Abstract: Modern biology increasingly relies on fluorescence microscopy, which is driving demand for smaller, lighter, and cheaper microscopes. However, traditional microscope architectures suffer from a fundamental trade-off: As lenses become smaller, they must either collect less light or image a smaller field of view. To break this fundamental trade-off between device size and performance, we present a new concept for three-dimensional (3D) fluorescence imaging that replaces lenses with an optimized amplitude mask placed a few hundred micrometers above the sensor and an efficient algorithm that can convert a single frame of captured sensor data into high-resolution 3D images. The result is FlatScope: perhaps the world’s tiniest and lightest microscope. FlatScope is a lensless microscope that is scarcely larger than an image sensor (roughly 0.2 g in weight and less than 1 mm thick) and yet able to produce micrometer-resolution, high–frame rate, 3D fluorescence movies covering a total volume of several cubic millimeters. The ability of FlatScope to reconstruct full 3D images from a single frame of captured sensor data allows us to image 3D volumes roughly 40,000 times faster than a laser scanning confocal microscope while providing comparable resolution. We envision that this new flat fluorescence microscopy paradigm will lead to implantable endoscopes that minimize tissue damage, arrays of imagers that cover large areas, and bendable, flexible microscopes that conform to complex topographies.

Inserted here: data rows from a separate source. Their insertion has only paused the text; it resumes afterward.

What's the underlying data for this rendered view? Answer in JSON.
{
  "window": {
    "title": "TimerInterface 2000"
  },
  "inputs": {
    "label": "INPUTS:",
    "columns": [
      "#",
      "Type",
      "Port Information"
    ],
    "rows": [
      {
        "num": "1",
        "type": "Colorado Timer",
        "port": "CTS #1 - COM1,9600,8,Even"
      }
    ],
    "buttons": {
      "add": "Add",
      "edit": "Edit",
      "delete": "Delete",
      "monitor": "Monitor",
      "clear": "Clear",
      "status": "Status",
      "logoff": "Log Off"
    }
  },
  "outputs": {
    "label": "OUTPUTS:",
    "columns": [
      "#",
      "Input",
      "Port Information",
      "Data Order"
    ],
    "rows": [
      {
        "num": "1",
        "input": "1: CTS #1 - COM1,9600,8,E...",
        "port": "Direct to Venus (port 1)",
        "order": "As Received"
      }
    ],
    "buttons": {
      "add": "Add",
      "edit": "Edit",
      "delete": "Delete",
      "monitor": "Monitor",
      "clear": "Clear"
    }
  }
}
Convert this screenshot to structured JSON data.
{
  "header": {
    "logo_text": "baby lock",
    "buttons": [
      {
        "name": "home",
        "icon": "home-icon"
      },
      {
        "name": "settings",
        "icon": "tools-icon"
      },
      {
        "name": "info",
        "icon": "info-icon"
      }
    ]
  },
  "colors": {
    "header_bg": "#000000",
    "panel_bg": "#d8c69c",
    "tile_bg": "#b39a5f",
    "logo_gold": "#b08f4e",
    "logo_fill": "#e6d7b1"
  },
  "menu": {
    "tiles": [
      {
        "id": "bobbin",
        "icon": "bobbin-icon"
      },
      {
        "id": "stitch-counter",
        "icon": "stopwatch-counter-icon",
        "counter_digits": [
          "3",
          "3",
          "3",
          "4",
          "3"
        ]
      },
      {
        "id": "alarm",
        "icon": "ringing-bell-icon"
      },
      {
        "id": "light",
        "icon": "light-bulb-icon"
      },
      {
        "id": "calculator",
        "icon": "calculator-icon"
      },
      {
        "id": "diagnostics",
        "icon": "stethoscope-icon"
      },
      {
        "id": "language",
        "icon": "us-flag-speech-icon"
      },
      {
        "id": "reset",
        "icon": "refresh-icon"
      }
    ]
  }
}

Fig. 1.  Traditional microscope versus FlatScope. (A) Traditional microscopes capture the scene through an objective and tube lens (~20 to 460 mm), resulting in a quality image directly on the imaging sensor. (B) FlatScope captures the scene through an amplitude mask and spacer (~0.2 mm) and computationally reconstructs the image. Scale bars, 100 μm (inset, 50 μm). (C) Comparison of form factor and resolution for traditional lensed research microscopes, GRIN lens microscope, and FlatScope. FlatScope achieves high-resolution imaging while maintaining a large ratio of FOV relative to the cross-sectional area of the device (see Materials and Methods for elaboration). Microscope objectives are Olympus MPlanFL N (1.25×/2.5×/5×, NA = 0.04/0.08/0.15), Nikon Apochromat (1×/2×/4×, NA = 0.04/0.1/0.2), and Zeiss Fluar (2.5×/5×, NA = 0.12/0.25). (D) FlatScope prototype (shown without absorptive filter). Scale bars, 100 μm.

DSP Alum Justin Romberg (PhD, 2003), the Schlumberger Professor of ECE at Georgia Tech, has been elected an IEEE Fellow for his seminal contributions to compressive sensing.  He has received a number of prestigious awards for his research in signal processing and machine learning, including the ONR Young Investigator Award, PECASE Award, Packard Fellowship, and Rice Outstanding Engineering Alumnus.

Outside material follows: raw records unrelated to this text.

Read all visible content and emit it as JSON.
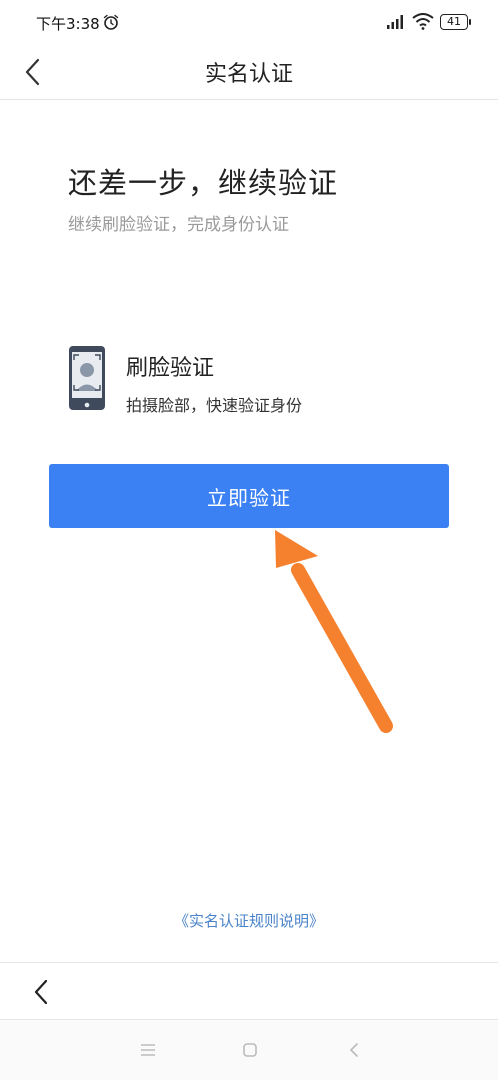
{
  "status_bar": {
    "time": "下午3:38",
    "battery": "41"
  },
  "nav": {
    "title": "实名认证"
  },
  "content": {
    "headline": "还差一步，继续验证",
    "subline": "继续刷脸验证，完成身份认证",
    "method": {
      "title": "刷脸验证",
      "description": "拍摄脸部，快速验证身份",
      "icon": "phone-face-scan-icon"
    },
    "verify_button": "立即验证",
    "rules_link": "《实名认证规则说明》"
  },
  "colors": {
    "primary": "#3b81f4",
    "annotation_arrow": "#f5802e",
    "link": "#4a83c9"
  }
}
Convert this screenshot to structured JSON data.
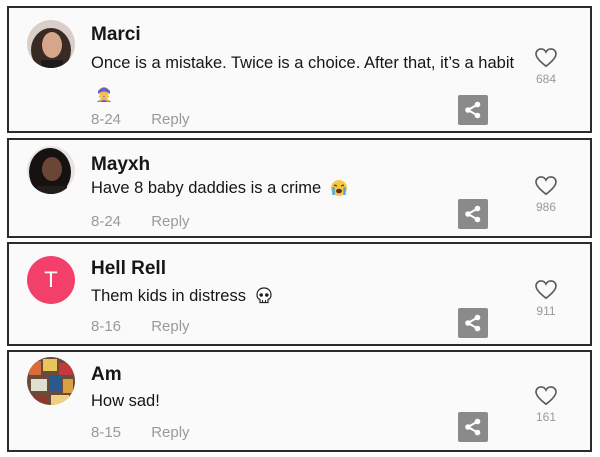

Patients who have to undergo a magnetic resonance imaging (MRI) scan may be spared the ordeal of having to lie still in the scanner for up to 45 minutes, thanks to new compressive sensing technology developed in the groups of Rice ECE faculty Richard Baraniuk and Kevin Kelly.  The patented technology was recently licensed from Rice by Siemens Healthineers.

Magnetic resonance imaging (MRI) scanners equipped with compressive sensing operate much more quickly than current scanners.  Siemens Healthineers has applied the technology to help solve an important clinical problem: how to reduce long scan times while maintaining high diagnostic quality.  The result is the first clinical application of compressive sensing for cardiovascular imaging; it was approved for clinical use in February 2017 by the Food and Drug Administration. Thanks to compressive sensing, scans of the beating heart can be completed in as few as 25 seconds while the patient breathes freely. In contrast, in an MRI scanner equipped with conventional acceleration techniques, patients must lie still for six minutes or more and hold their breath as many as seven to 12 times throughout a cardiovascular-related procedure.